Data excerpts section start
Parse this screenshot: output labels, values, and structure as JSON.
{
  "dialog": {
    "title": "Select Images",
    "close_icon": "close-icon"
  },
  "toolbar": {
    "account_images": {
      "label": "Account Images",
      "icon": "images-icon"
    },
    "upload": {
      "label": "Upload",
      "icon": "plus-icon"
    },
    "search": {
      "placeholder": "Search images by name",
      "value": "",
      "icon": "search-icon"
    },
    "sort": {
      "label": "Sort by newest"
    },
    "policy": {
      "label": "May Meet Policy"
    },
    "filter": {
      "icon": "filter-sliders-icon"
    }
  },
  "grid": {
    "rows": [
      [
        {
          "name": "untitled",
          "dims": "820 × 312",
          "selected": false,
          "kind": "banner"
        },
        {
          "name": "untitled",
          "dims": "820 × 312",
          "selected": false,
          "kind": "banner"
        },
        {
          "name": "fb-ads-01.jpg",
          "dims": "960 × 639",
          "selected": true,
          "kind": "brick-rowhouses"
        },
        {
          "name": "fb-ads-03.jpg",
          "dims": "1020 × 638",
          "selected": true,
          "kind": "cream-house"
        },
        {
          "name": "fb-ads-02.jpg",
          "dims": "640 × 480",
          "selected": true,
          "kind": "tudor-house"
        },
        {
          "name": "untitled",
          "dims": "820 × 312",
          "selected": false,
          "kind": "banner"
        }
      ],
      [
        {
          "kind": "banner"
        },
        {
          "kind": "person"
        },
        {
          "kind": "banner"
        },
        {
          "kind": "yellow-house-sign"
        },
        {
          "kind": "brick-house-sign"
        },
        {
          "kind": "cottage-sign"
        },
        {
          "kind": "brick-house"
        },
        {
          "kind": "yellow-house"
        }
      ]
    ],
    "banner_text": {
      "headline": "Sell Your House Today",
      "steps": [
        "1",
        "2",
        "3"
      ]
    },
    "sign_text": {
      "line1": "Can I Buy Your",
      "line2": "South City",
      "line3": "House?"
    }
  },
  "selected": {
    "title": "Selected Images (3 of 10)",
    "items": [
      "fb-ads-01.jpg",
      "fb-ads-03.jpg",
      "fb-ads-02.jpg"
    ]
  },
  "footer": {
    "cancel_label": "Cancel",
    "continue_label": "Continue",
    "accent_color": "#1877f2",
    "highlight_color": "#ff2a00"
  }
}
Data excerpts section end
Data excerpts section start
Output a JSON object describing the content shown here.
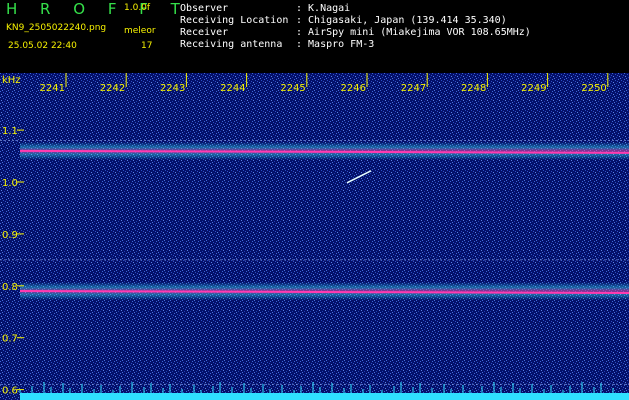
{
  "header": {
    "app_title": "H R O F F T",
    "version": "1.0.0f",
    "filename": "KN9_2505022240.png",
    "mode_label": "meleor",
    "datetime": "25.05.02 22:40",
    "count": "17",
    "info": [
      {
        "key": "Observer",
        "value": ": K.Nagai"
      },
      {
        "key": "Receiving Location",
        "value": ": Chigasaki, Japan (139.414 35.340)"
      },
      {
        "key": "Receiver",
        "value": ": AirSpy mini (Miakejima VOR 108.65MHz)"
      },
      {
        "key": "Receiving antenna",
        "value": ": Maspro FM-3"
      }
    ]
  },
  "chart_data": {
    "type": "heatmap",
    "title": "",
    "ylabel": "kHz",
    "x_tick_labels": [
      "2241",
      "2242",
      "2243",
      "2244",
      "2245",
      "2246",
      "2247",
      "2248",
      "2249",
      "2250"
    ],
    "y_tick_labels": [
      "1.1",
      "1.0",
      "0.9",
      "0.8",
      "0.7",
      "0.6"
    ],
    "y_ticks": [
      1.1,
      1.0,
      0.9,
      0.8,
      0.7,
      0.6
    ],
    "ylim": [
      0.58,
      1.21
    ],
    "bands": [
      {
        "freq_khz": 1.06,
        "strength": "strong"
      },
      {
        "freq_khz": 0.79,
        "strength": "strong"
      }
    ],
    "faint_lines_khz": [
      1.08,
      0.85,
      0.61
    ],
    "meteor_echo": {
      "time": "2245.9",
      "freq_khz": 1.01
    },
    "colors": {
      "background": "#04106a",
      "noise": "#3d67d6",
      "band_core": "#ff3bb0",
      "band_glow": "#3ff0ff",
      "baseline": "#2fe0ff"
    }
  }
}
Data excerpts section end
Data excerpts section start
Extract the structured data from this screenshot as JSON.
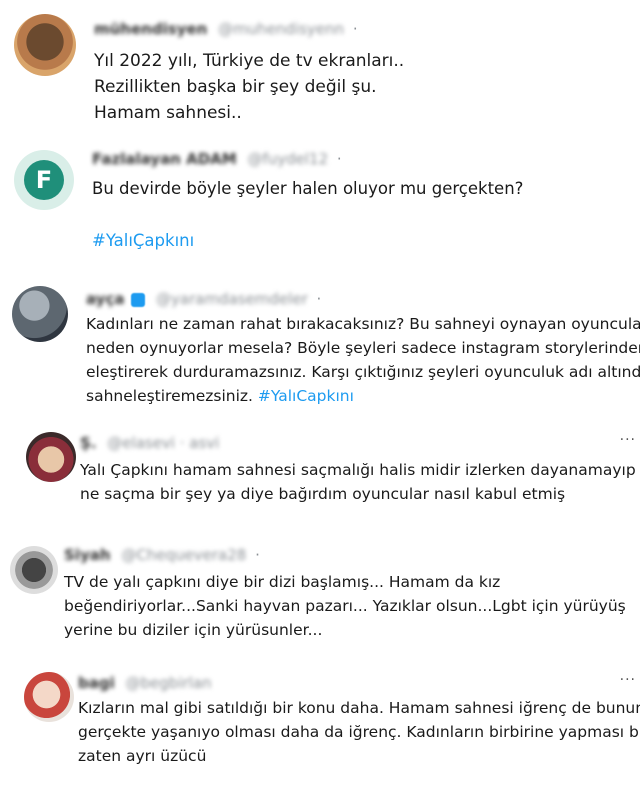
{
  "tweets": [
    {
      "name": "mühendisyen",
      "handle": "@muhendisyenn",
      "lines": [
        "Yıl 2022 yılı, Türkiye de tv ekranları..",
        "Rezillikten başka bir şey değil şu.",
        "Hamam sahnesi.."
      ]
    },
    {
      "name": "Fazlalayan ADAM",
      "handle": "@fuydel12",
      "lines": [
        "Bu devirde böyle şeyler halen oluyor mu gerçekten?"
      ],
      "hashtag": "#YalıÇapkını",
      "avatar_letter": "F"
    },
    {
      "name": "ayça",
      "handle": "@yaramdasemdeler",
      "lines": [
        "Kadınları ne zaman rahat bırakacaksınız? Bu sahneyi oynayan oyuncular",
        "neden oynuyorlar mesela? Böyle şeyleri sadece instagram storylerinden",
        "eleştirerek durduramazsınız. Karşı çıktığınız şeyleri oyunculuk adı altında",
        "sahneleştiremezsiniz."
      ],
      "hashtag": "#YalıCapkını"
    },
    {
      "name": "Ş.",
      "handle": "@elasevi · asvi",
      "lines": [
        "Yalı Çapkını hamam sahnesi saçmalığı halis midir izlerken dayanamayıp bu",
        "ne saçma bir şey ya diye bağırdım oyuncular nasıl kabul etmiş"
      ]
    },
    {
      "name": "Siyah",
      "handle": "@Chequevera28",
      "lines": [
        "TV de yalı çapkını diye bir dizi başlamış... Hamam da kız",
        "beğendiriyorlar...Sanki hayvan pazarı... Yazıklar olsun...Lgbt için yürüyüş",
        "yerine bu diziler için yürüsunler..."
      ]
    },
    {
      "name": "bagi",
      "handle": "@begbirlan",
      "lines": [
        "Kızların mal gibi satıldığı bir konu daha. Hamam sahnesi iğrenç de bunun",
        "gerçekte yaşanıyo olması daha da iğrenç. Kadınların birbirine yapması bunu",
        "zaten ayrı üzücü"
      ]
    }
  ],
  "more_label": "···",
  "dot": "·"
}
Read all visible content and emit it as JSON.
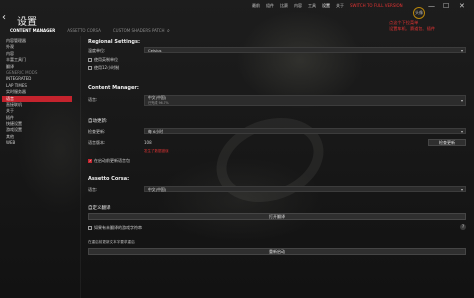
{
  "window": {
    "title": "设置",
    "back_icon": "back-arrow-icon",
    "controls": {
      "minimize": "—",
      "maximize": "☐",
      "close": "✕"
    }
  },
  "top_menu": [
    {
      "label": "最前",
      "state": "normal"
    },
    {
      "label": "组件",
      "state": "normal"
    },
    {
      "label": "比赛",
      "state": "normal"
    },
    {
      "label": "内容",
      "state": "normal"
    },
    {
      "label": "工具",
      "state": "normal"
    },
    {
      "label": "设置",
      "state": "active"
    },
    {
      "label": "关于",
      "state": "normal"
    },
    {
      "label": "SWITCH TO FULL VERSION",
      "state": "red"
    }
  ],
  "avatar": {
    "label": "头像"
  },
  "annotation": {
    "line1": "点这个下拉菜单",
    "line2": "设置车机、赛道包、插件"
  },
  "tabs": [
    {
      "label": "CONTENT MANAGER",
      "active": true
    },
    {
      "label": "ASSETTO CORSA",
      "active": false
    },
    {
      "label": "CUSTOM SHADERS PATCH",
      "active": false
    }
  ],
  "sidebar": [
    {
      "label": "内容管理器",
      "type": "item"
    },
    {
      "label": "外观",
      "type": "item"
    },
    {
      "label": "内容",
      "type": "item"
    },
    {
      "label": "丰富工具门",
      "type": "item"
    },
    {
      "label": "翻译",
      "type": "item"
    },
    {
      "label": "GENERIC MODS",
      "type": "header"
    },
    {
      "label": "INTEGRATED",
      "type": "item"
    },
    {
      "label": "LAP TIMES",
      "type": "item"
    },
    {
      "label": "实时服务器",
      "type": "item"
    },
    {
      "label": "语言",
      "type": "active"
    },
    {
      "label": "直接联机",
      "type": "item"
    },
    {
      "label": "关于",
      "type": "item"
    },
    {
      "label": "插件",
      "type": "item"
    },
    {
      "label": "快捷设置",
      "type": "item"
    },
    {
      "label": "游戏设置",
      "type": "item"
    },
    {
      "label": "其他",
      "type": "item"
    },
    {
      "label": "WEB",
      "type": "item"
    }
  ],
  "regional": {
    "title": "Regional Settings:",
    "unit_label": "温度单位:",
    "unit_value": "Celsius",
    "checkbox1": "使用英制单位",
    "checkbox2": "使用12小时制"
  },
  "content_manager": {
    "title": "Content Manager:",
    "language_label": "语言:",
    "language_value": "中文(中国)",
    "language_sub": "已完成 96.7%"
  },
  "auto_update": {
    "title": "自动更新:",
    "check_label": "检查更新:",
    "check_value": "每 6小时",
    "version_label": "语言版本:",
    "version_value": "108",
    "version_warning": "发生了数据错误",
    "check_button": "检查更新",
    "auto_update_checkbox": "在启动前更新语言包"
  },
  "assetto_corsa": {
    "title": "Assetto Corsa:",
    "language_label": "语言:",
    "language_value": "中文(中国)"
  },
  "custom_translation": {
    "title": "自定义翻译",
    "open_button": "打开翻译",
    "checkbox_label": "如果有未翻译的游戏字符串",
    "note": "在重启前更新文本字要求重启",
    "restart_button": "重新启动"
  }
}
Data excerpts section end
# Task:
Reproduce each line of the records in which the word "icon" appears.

# Answer box:
    "close_icon": "close-icon"
      "icon": "images-icon"
      "icon": "plus-icon"
      "icon": "search-icon"
      "icon": "filter-sliders-icon"
    "back_icon": "back-arrow-icon",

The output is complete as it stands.